Research Paper Volume 16, Issue 7 pp 6290—6313

Identifying an immunogenic cell death-related gene signature contributes to predicting prognosis, immunotherapy efficacy, and tumor microenvironment of lung adenocarcinoma

Xue Li1, *, , Dengfeng Zhang2, *, , Pengfei Guo2, *, , Shaowei Ma3, *, , Shaolin Gao2, , Shujun Li2, , Yadong Yuan1, ,

  • 1 Department of Respiratory and Critical Care Medicine, The Second Hospital of Hebei Medical University, Shijiazhuang 050000, China
  • 2 Department of Thoracic Surgery, The Second Hospital of Hebei Medical University, Shijiazhuang 050000, China
  • 3 Department of Gastrointestinal Surgery, The Second Hospital of Hebei Medical University, Shijiazhuang 050000, China
* Equal contribution

Received: June 7, 2023       Accepted: March 12, 2024       Published: April 3, 2024
How to Cite

Copyright: © 2024 Li et al. This is an open access article distributed under the terms of the Creative Commons Attribution License (CC BY 4.0), which permits unrestricted use, distribution, and reproduction in any medium, provided the original author and source are credited.
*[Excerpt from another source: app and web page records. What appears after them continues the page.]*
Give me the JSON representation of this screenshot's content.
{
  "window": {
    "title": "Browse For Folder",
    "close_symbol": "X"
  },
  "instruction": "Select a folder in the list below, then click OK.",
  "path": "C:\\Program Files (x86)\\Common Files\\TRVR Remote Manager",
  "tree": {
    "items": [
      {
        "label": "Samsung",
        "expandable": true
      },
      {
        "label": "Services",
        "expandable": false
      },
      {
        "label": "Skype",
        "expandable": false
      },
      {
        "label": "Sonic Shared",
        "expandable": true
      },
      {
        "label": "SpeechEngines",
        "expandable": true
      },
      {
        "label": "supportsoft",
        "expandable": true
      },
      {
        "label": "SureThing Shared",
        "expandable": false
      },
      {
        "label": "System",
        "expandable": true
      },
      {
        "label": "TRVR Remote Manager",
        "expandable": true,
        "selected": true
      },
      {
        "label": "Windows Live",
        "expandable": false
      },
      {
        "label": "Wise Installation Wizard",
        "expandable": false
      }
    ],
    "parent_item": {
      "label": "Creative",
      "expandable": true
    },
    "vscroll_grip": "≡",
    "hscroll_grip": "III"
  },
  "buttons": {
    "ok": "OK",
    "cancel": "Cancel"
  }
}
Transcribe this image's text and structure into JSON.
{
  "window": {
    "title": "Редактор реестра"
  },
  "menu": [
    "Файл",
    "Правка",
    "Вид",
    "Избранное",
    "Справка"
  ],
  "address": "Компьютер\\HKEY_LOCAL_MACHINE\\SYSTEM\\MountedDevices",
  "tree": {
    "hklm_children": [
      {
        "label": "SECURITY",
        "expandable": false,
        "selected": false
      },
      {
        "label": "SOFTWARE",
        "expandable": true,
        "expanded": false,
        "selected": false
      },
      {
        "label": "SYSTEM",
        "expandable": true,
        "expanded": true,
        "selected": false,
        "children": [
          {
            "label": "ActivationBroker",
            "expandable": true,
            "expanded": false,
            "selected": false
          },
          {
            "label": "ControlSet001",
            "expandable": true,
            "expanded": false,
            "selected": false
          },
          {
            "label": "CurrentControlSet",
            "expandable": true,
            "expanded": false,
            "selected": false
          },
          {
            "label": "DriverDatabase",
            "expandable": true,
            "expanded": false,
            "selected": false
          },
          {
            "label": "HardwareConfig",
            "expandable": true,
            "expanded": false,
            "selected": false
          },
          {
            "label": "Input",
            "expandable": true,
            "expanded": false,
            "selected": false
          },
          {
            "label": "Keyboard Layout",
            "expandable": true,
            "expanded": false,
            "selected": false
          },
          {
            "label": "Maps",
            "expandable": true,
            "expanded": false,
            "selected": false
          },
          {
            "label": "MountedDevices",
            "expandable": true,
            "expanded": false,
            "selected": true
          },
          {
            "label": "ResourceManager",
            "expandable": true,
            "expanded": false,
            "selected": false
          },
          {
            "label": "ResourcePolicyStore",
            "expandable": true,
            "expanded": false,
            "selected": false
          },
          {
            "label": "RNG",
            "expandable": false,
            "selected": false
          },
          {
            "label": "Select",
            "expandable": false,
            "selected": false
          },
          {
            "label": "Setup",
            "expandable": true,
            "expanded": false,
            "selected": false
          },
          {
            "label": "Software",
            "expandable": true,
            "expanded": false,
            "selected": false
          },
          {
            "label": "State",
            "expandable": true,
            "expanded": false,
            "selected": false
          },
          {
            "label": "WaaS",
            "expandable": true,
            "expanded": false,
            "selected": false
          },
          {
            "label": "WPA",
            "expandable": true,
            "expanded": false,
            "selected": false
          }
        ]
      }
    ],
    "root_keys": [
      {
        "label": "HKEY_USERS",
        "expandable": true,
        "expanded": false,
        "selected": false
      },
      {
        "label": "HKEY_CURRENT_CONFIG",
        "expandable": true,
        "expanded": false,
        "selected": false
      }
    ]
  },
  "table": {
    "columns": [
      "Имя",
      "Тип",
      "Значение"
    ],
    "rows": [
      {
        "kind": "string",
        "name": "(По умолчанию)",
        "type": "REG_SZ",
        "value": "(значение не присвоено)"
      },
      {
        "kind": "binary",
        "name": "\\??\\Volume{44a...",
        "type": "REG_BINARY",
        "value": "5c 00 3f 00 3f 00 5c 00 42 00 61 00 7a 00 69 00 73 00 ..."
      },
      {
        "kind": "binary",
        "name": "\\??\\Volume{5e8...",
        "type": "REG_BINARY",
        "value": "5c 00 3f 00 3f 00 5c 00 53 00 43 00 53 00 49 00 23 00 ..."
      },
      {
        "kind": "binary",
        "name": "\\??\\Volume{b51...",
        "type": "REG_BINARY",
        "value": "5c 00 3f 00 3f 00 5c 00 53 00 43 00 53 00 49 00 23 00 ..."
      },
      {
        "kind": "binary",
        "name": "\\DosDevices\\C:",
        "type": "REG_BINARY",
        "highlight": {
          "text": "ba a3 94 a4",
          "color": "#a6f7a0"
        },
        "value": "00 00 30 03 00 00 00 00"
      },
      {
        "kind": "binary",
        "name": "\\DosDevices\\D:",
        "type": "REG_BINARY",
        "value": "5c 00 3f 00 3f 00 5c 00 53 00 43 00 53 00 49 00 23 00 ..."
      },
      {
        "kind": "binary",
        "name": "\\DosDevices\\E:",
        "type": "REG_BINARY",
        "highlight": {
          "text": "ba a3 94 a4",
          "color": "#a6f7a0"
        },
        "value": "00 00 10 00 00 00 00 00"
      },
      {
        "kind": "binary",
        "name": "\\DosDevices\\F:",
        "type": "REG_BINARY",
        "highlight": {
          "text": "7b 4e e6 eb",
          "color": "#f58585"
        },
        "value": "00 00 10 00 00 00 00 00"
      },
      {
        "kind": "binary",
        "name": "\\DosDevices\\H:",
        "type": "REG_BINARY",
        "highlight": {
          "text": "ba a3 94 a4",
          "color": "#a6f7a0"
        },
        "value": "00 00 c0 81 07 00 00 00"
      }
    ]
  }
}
Background: Immunogenic cell death (ICD) is a regulated form of cell death that triggers an adaptive immune response. The objective of this study was to investigate the correlation between ICD-related genes (ICDGs) and the prognosis and the immune microenvironment of patients with lung adenocarcinoma (LUAD).
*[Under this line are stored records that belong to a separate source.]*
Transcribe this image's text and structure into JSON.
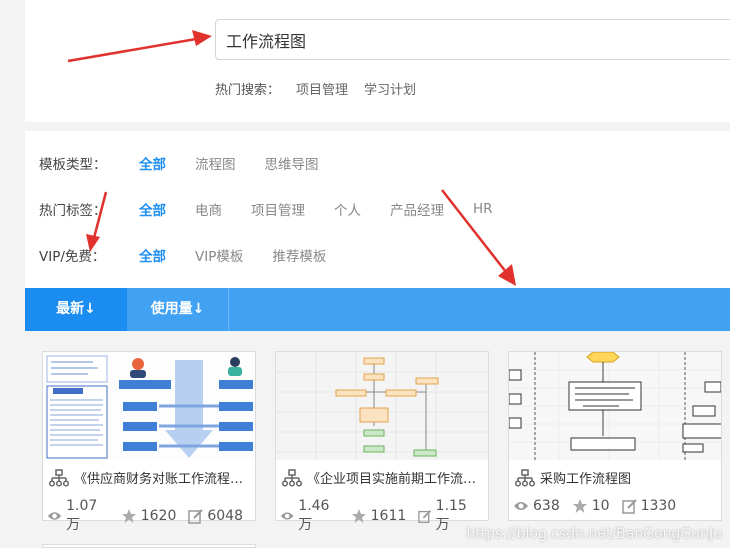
{
  "search": {
    "value": "工作流程图"
  },
  "hot": {
    "label": "热门搜索：",
    "items": [
      "项目管理",
      "学习计划"
    ]
  },
  "filters": {
    "type": {
      "label": "模板类型：",
      "options": [
        "全部",
        "流程图",
        "思维导图"
      ]
    },
    "tags": {
      "label": "热门标签：",
      "options": [
        "全部",
        "电商",
        "项目管理",
        "个人",
        "产品经理",
        "HR"
      ]
    },
    "vip": {
      "label": "VIP/免费：",
      "options": [
        "全部",
        "VIP模板",
        "推荐模板"
      ]
    }
  },
  "sort": {
    "newest": "最新↓",
    "usage": "使用量↓"
  },
  "cards": [
    {
      "title": "《供应商财务对账工作流程图》",
      "views": "1.07万",
      "stars": "1620",
      "edits": "6048"
    },
    {
      "title": "《企业项目实施前期工作流程图...",
      "views": "1.46万",
      "stars": "1611",
      "edits": "1.15万"
    },
    {
      "title": "采购工作流程图",
      "views": "638",
      "stars": "10",
      "edits": "1330"
    }
  ],
  "watermark": "https://blog.csdn.net/BanGongGunJu",
  "colors": {
    "accent": "#1f8ff0",
    "sortbar": "#41a2f4",
    "annotation_arrow": "#e0312d"
  }
}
Methods: ICD-associated molecular subtypes were identified through consensus clustering. Subsequently, a prognostic risk model comprising 5 ICDGs was constructed using Lasso-Cox regression in the TCGA training cohort and further tested in the GEO cohort. Enriched pathways among the subtypes were analyzed using GO, KEGG, and GSVA. Furthermore, the immune microenvironment was assessed using ESTIMATE, CIBERSORT, and ssGSEA analyses.
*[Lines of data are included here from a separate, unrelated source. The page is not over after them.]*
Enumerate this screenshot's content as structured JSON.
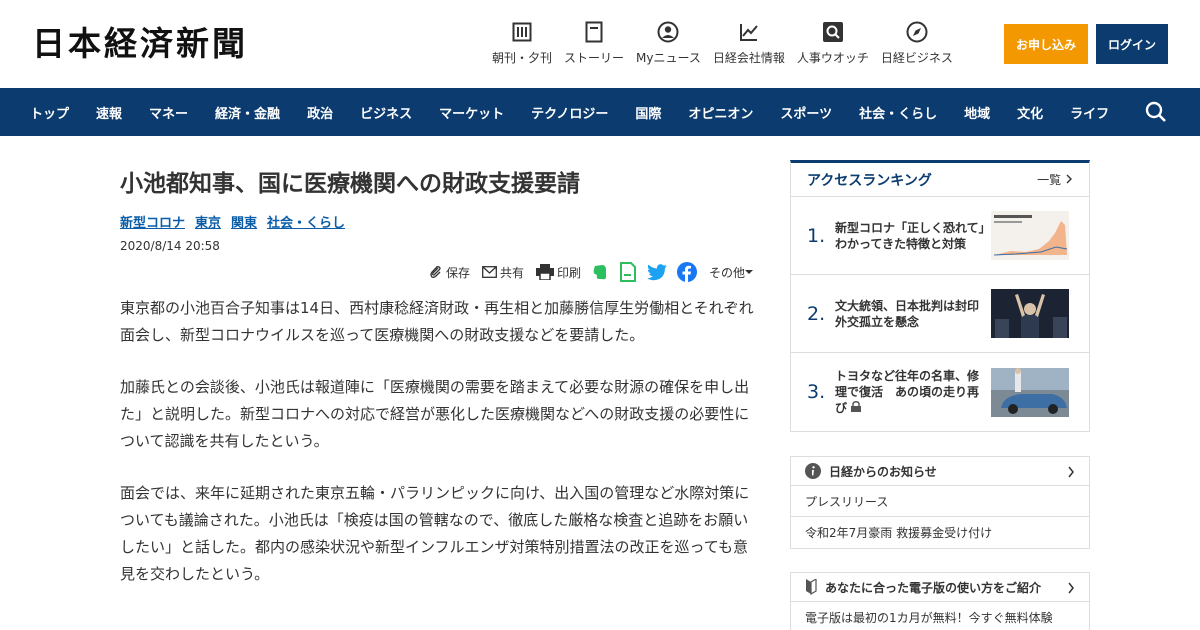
{
  "header": {
    "logo": "日本経済新聞",
    "util_nav": [
      {
        "label": "朝刊・夕刊",
        "icon": "newspaper-icon"
      },
      {
        "label": "ストーリー",
        "icon": "story-icon"
      },
      {
        "label": "Myニュース",
        "icon": "user-icon"
      },
      {
        "label": "日経会社情報",
        "icon": "chart-icon"
      },
      {
        "label": "人事ウオッチ",
        "icon": "search-icon"
      },
      {
        "label": "日経ビジネス",
        "icon": "compass-icon"
      }
    ],
    "apply_label": "お申し込み",
    "login_label": "ログイン"
  },
  "mainnav": [
    "トップ",
    "速報",
    "マネー",
    "経済・金融",
    "政治",
    "ビジネス",
    "マーケット",
    "テクノロジー",
    "国際",
    "オピニオン",
    "スポーツ",
    "社会・くらし",
    "地域",
    "文化",
    "ライフ"
  ],
  "article": {
    "title": "小池都知事、国に医療機関への財政支援要請",
    "tags": [
      "新型コロナ",
      "東京",
      "関東",
      "社会・くらし"
    ],
    "date": "2020/8/14 20:58",
    "share": {
      "save": "保存",
      "share": "共有",
      "print": "印刷",
      "more": "その他"
    },
    "paragraphs": [
      "東京都の小池百合子知事は14日、西村康稔経済財政・再生相と加藤勝信厚生労働相とそれぞれ面会し、新型コロナウイルスを巡って医療機関への財政支援などを要請した。",
      "加藤氏との会談後、小池氏は報道陣に「医療機関の需要を踏まえて必要な財源の確保を申し出た」と説明した。新型コロナへの対応で経営が悪化した医療機関などへの財政支援の必要性について認識を共有したという。",
      "面会では、来年に延期された東京五輪・パラリンピックに向け、出入国の管理など水際対策についても議論された。小池氏は「検疫は国の管轄なので、徹底した厳格な検査と追跡をお願いしたい」と話した。都内の感染状況や新型インフルエンザ対策特別措置法の改正を巡っても意見を交わしたという。"
    ]
  },
  "ranking": {
    "heading": "アクセスランキング",
    "more": "一覧",
    "items": [
      {
        "num": "1.",
        "title": "新型コロナ「正しく恐れて」　わかってきた特徴と対策"
      },
      {
        "num": "2.",
        "title": "文大統領、日本批判は封印　外交孤立を懸念"
      },
      {
        "num": "3.",
        "title": "トヨタなど往年の名車、修理で復活　あの頃の走り再び"
      }
    ]
  },
  "notice": {
    "heading": "日経からのお知らせ",
    "rows": [
      "プレスリリース",
      "令和2年7月豪雨 救援募金受け付け"
    ]
  },
  "guide": {
    "heading": "あなたに合った電子版の使い方をご紹介",
    "row": "電子版は最初の1カ月が無料！今すぐ無料体験"
  },
  "colors": {
    "navy": "#0b3b6f",
    "orange": "#f39800",
    "link": "#0b5da8"
  }
}
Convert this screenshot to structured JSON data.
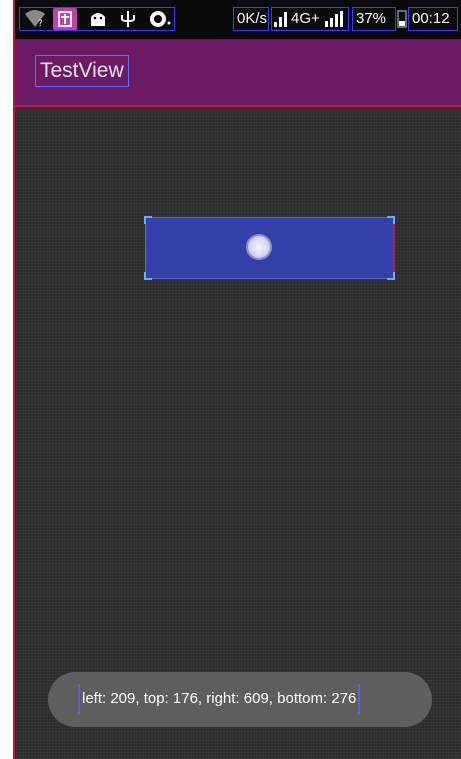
{
  "status_bar": {
    "icons": [
      "wifi-question-icon",
      "usb-debug-icon",
      "android-icon",
      "usb-icon",
      "chat-icon"
    ],
    "network_speed": "0K/s",
    "network_type": "4G+",
    "battery": "37%",
    "time": "00:12"
  },
  "app_bar": {
    "title": "TestView"
  },
  "test_view": {
    "label": ""
  },
  "toast": {
    "text": "left: 209, top: 176, right: 609, bottom: 276"
  },
  "colors": {
    "app_bar": "#6a1b64",
    "background": "#303030",
    "test_view": "#3340a8",
    "toast": "#5e5e5e"
  }
}
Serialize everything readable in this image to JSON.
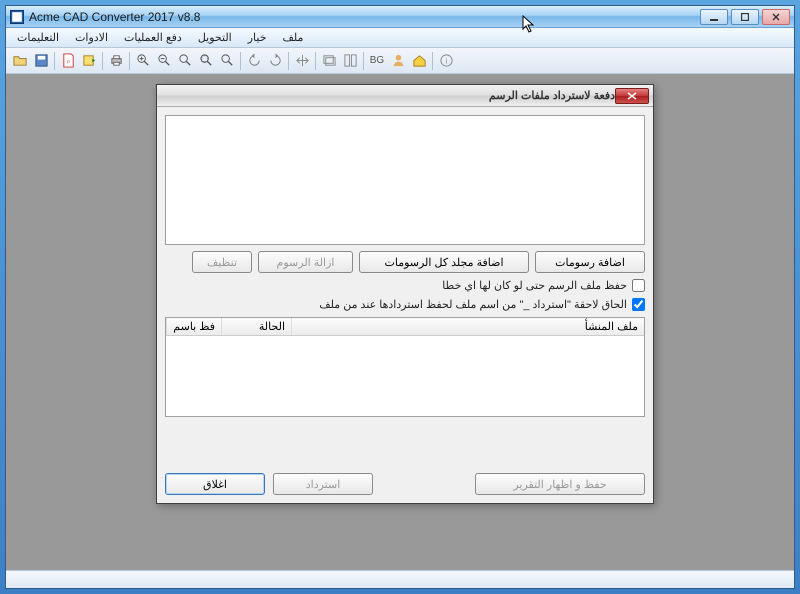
{
  "window": {
    "title": "Acme CAD Converter 2017 v8.8"
  },
  "menu": {
    "items": [
      "ملف",
      "خيار",
      "التحويل",
      "دفع العمليات",
      "الادوات",
      "التعليمات"
    ]
  },
  "toolbar": {
    "bg_label": "BG"
  },
  "dialog": {
    "title": "دفعة لاسترداد ملفات الرسم",
    "buttons": {
      "add_drawings": "اضافة رسومات",
      "add_folder": "اضافة مجلد كل الرسومات",
      "remove": "ازالة الرسوم",
      "clear": "تنظيف",
      "save_report": "حفظ و اظهار التقرير",
      "recover": "استرداد",
      "close": "اغلاق"
    },
    "checkboxes": {
      "save_even_error": "حفظ ملف الرسم حتى لو كان لها اي خطا",
      "append_suffix": "الحاق لاحقة \"استرداد _\" من اسم ملف لحفظ استردادها عند من ملف"
    },
    "table": {
      "col_source": "ملف المنشأ",
      "col_status": "الحالة",
      "col_savename": "فظ باسم"
    }
  }
}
Results: Consensus clustering divided LUAD patients into three ICDG subtypes with significant differences in prognosis and the immune microenvironment. A prognostic risk model was constructed based on 5 ICDGs and it was used to classify the patients into two risk groups; the high-risk group had poorer prognosis and an immunosuppressive microenvironment characterized by low immune score, low immune status, high abundance of immunosuppressive cells, and high expression of tumor purity. Cox regression, ROC curve analysis, and a nomogram indicated that the risk model was an independent prognostic factor. The five hub genes were verified by TCGA database, cell sublocalization immunofluorescence analysis, IHC images and qRT-PCR, which were consistent with bioinformatics analysis.

Conclusions: The molecular subtypes and a risk model based on ICDGs proposed in our study are both promising prognostic classifications in LUAD, which may provide novel insights for developing accurate targeted cancer therapies.


ICD: immunogenic cell death; LUAD: lung adenocarcinoma; NSCLC: non-small cell lung cancer; OS: overall survival; TCGA: The Cancer Genome Atlas; GEO: Gene Expression Omnibus; CNV: copy number variation; PCA: principal component analysis; DEGs: differentially expressed genes; GO: Gene Ontology; KEGG: Kyoto Encyclopedia of Genes and Genomes; GSEA: Gene Set Enrichment Analysis; LASSO: least absolute shrinkage and selection operator; ROC: receiver operating characteristic; AUC: area under the curve; GDSC: Genome of Drug Sensitivity in Cancer; qRT-PCR: quantitative real-time polymerase chain reaction; TMB: tumor mutation burden; TIME: tumor immune microenvironment.